Exercise directions
For the word "Delete", search the records and show each line in which it occurs.

Entries from a dataset of interfaces:
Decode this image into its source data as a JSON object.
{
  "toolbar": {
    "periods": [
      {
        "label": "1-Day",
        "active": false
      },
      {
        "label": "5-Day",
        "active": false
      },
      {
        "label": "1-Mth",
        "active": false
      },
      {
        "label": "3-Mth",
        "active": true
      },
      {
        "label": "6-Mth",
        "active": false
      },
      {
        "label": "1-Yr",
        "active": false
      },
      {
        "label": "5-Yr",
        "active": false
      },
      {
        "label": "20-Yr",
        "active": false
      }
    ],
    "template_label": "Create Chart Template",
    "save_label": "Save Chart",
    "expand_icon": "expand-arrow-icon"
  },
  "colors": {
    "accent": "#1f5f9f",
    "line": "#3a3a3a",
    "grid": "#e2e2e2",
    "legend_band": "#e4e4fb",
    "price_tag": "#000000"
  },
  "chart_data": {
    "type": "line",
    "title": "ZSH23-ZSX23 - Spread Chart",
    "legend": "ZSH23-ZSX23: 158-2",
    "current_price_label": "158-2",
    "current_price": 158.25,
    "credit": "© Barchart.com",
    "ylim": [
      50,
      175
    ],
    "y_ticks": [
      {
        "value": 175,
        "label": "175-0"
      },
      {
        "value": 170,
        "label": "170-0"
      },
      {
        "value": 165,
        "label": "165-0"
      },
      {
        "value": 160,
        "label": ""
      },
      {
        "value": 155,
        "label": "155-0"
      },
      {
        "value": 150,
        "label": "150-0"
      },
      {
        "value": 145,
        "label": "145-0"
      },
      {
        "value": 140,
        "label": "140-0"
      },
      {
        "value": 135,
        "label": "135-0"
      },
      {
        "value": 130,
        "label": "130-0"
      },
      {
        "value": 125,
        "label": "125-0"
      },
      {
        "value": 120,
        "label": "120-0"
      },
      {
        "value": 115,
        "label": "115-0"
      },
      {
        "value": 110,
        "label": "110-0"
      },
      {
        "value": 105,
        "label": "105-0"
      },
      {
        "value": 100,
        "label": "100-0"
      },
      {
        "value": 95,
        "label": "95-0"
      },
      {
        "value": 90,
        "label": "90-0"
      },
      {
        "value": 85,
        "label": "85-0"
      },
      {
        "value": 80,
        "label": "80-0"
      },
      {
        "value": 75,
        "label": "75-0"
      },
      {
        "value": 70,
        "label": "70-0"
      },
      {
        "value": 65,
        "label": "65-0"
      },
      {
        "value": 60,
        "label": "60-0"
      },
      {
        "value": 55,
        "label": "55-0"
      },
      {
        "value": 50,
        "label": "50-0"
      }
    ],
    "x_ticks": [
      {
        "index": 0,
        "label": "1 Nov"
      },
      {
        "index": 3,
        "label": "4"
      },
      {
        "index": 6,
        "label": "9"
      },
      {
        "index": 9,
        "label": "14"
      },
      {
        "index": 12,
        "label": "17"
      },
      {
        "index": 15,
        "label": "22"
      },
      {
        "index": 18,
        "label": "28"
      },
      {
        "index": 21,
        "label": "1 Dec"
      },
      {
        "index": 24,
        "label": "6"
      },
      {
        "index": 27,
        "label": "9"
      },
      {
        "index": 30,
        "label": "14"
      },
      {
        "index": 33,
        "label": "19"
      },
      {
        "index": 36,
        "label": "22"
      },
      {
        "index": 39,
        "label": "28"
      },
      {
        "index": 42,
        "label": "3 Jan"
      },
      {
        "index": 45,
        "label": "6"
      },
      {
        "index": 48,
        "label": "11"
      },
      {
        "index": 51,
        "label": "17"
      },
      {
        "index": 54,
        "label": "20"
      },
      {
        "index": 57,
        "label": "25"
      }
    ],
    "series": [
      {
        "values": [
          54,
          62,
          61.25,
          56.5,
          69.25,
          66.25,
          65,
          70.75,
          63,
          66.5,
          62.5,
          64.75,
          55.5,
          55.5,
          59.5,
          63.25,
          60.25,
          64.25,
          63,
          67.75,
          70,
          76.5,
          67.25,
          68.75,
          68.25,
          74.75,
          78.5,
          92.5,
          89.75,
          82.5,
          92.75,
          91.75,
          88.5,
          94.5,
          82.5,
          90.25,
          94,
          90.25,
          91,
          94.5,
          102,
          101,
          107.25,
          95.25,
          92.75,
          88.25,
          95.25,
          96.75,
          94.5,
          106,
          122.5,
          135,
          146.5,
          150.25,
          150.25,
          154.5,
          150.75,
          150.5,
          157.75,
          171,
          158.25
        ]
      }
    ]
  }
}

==

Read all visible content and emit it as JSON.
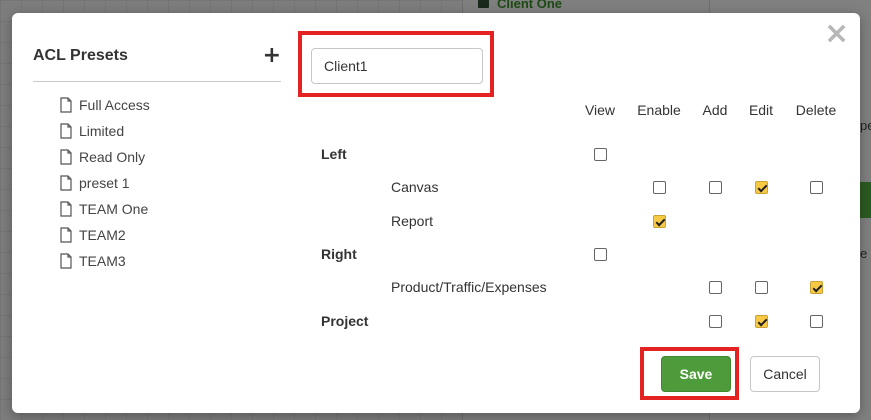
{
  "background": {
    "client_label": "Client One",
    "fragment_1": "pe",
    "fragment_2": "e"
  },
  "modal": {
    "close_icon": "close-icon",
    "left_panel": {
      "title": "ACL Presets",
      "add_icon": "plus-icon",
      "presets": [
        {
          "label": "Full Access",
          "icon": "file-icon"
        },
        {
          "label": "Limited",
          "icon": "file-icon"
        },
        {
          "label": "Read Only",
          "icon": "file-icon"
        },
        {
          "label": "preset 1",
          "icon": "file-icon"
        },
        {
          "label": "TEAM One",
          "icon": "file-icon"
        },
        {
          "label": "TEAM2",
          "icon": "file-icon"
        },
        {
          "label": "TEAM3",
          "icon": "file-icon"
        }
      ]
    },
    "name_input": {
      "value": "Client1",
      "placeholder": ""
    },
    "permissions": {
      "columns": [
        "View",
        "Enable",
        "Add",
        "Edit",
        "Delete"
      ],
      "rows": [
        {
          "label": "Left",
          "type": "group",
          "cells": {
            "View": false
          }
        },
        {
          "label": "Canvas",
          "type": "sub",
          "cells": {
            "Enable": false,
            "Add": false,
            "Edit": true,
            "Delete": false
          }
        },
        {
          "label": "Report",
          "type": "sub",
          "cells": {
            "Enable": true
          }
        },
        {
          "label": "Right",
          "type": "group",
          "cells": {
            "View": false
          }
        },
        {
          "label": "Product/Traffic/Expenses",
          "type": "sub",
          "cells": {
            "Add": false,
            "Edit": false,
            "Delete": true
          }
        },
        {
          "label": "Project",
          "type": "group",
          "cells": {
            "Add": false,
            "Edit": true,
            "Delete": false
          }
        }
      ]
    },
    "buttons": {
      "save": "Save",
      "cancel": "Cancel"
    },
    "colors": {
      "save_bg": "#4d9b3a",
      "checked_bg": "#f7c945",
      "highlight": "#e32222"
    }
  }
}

Answer for the task
        "Delete"
            "Delete": false
            "Delete": true
            "Delete": false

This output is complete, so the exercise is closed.